> _INFORMATION GIVEN_:
····················

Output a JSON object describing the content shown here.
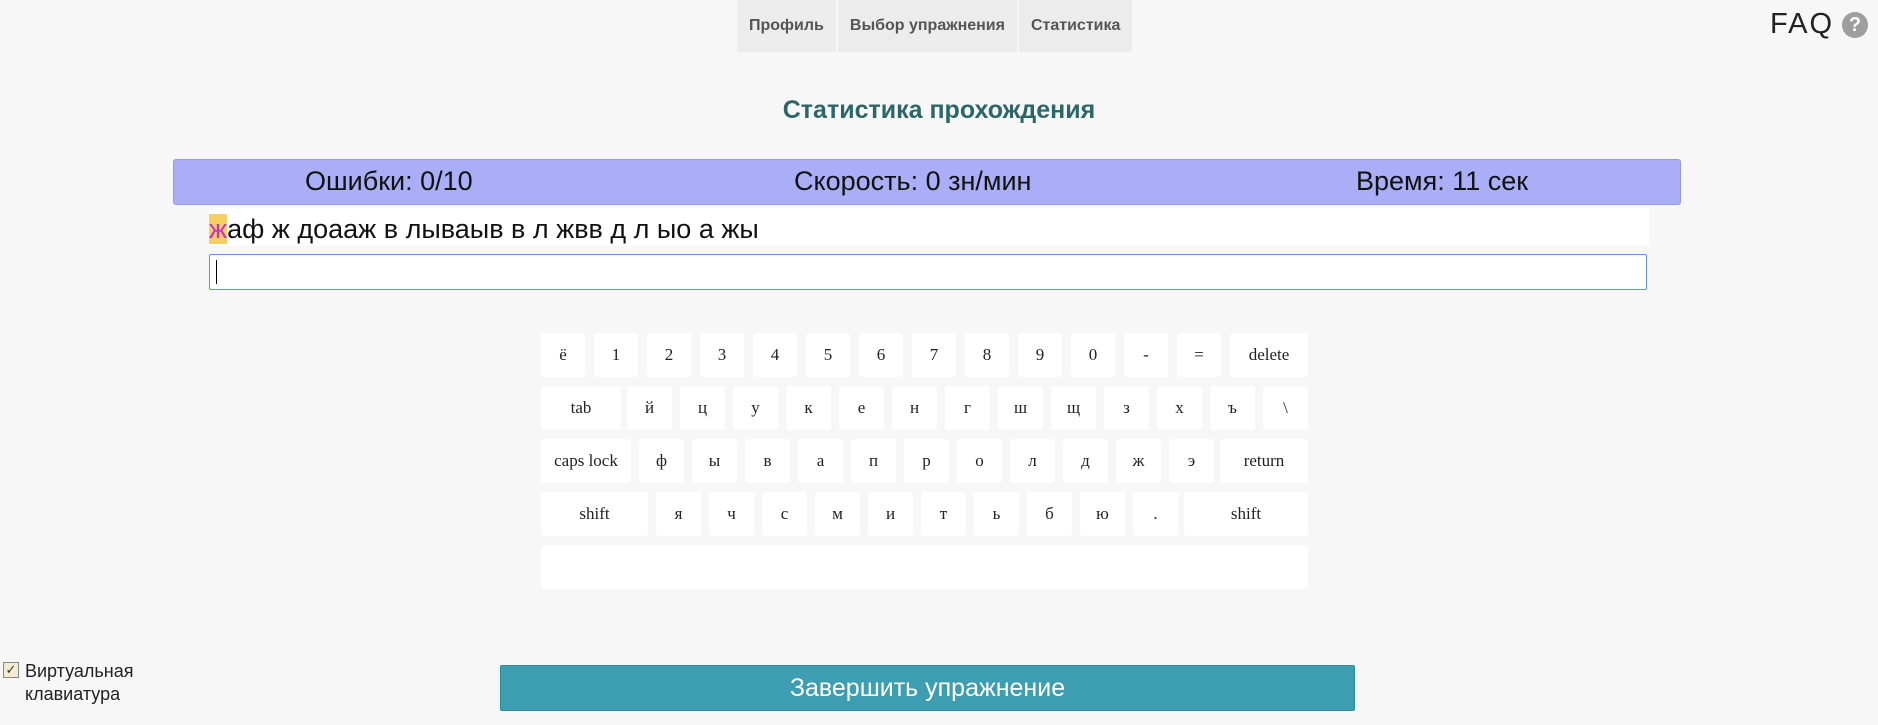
{
  "nav": {
    "tabs": [
      {
        "label": "Профиль"
      },
      {
        "label": "Выбор упражнения"
      },
      {
        "label": "Статистика"
      }
    ]
  },
  "faq": {
    "label": "FAQ",
    "icon": "help-icon",
    "icon_glyph": "?"
  },
  "page_title": "Статистика прохождения",
  "stats": {
    "errors": "Ошибки: 0/10",
    "speed": "Скорость: 0 зн/мин",
    "time": "Время: 11 сек"
  },
  "exercise": {
    "current_char": "ж",
    "remaining_text": "аф ж доааж в лываыв в л жвв д л ыо а жы"
  },
  "input": {
    "value": ""
  },
  "keyboard": {
    "rows": [
      [
        "ё",
        "1",
        "2",
        "3",
        "4",
        "5",
        "6",
        "7",
        "8",
        "9",
        "0",
        "-",
        "=",
        "delete"
      ],
      [
        "tab",
        "й",
        "ц",
        "у",
        "к",
        "е",
        "н",
        "г",
        "ш",
        "щ",
        "з",
        "х",
        "ъ",
        "\\"
      ],
      [
        "caps lock",
        "ф",
        "ы",
        "в",
        "а",
        "п",
        "р",
        "о",
        "л",
        "д",
        "ж",
        "э",
        "return"
      ],
      [
        "shift",
        "я",
        "ч",
        "с",
        "м",
        "и",
        "т",
        "ь",
        "б",
        "ю",
        ".",
        "shift"
      ],
      [
        ""
      ]
    ]
  },
  "virtual_keyboard": {
    "label": "Виртуальная клавиатура",
    "checked": true
  },
  "finish_button": {
    "label": "Завершить упражнение"
  },
  "colors": {
    "stats_bg": "#aaaef6",
    "title": "#2c6669",
    "button": "#3d9db1",
    "highlight": "#f5cf60"
  }
}
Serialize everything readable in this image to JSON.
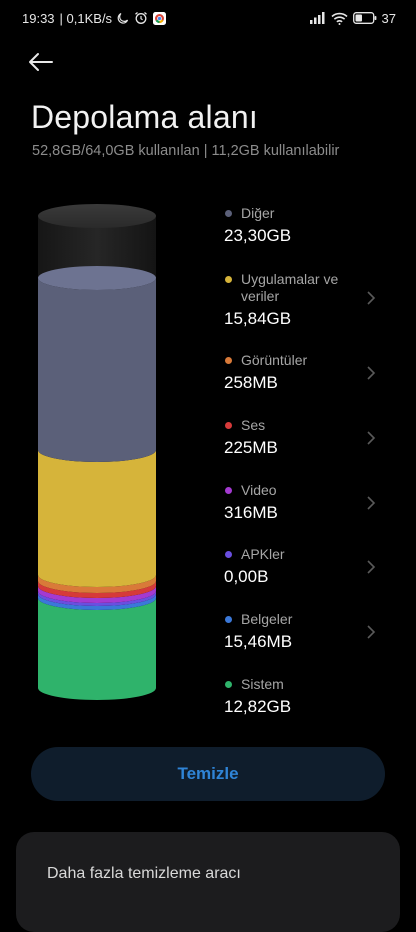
{
  "status_bar": {
    "time": "19:33",
    "net_speed": "| 0,1KB/s",
    "battery": "37"
  },
  "header": {
    "title": "Depolama alanı",
    "subtitle": "52,8GB/64,0GB kullanılan | 11,2GB kullanılabilir"
  },
  "categories": [
    {
      "name": "Diğer",
      "size": "23,30GB",
      "color": "#5b6079"
    },
    {
      "name": "Uygulamalar ve veriler",
      "size": "15,84GB",
      "color": "#d6b43a"
    },
    {
      "name": "Görüntüler",
      "size": "258MB",
      "color": "#d97a39"
    },
    {
      "name": "Ses",
      "size": "225MB",
      "color": "#d63a3a"
    },
    {
      "name": "Video",
      "size": "316MB",
      "color": "#a43ad1"
    },
    {
      "name": "APKler",
      "size": "0,00B",
      "color": "#6a4fe0"
    },
    {
      "name": "Belgeler",
      "size": "15,46MB",
      "color": "#3b78d8"
    },
    {
      "name": "Sistem",
      "size": "12,82GB",
      "color": "#2fb36b"
    }
  ],
  "actions": {
    "clean_label": "Temizle"
  },
  "more_card": {
    "label": "Daha fazla temizleme aracı"
  }
}
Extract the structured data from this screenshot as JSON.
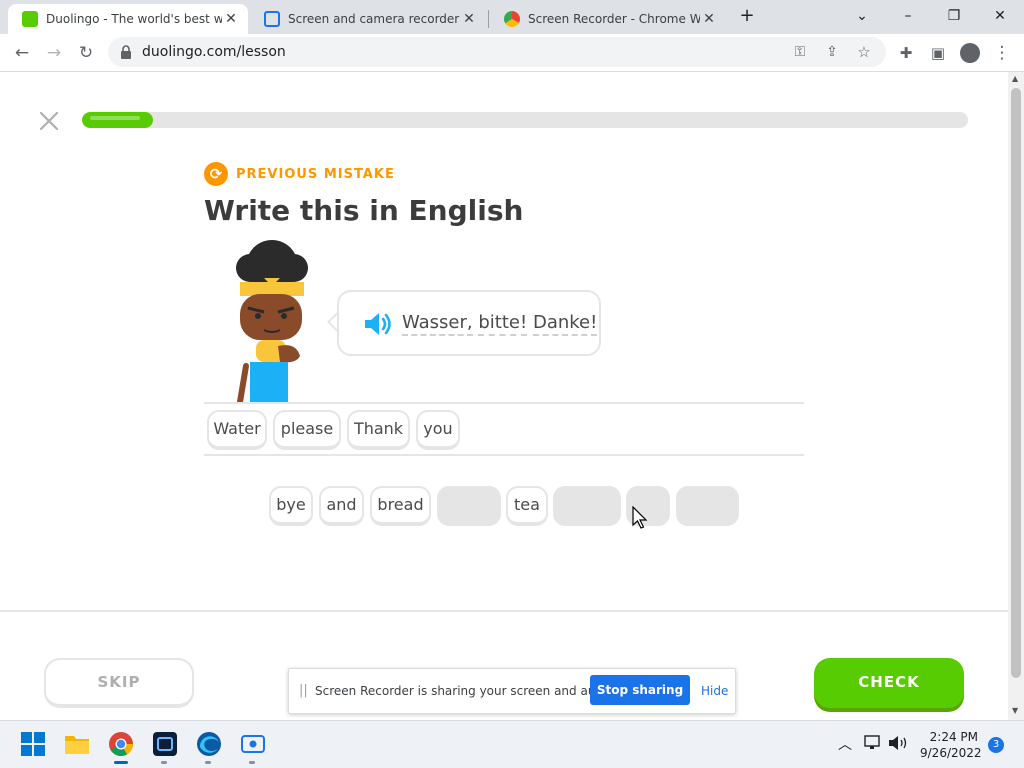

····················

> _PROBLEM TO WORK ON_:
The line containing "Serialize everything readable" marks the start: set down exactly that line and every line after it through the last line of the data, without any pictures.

> _RESPONSE TO THE TASK_:
Serialize everything readable in this image to JSON.
{
  "status_bar": {
    "time": "19:33",
    "net_speed": "| 0,1KB/s",
    "battery": "37"
  },
  "header": {
    "title": "Depolama alanı",
    "subtitle": "52,8GB/64,0GB kullanılan | 11,2GB kullanılabilir"
  },
  "categories": [
    {
      "name": "Diğer",
      "size": "23,30GB",
      "color": "#5b6079"
    },
    {
      "name": "Uygulamalar ve veriler",
      "size": "15,84GB",
      "color": "#d6b43a"
    },
    {
      "name": "Görüntüler",
      "size": "258MB",
      "color": "#d97a39"
    },
    {
      "name": "Ses",
      "size": "225MB",
      "color": "#d63a3a"
    },
    {
      "name": "Video",
      "size": "316MB",
      "color": "#a43ad1"
    },
    {
      "name": "APKler",
      "size": "0,00B",
      "color": "#6a4fe0"
    },
    {
      "name": "Belgeler",
      "size": "15,46MB",
      "color": "#3b78d8"
    },
    {
      "name": "Sistem",
      "size": "12,82GB",
      "color": "#2fb36b"
    }
  ],
  "actions": {
    "clean_label": "Temizle"
  },
  "more_card": {
    "label": "Daha fazla temizleme aracı"
  }
}
Extract the structured data from this screenshot as JSON.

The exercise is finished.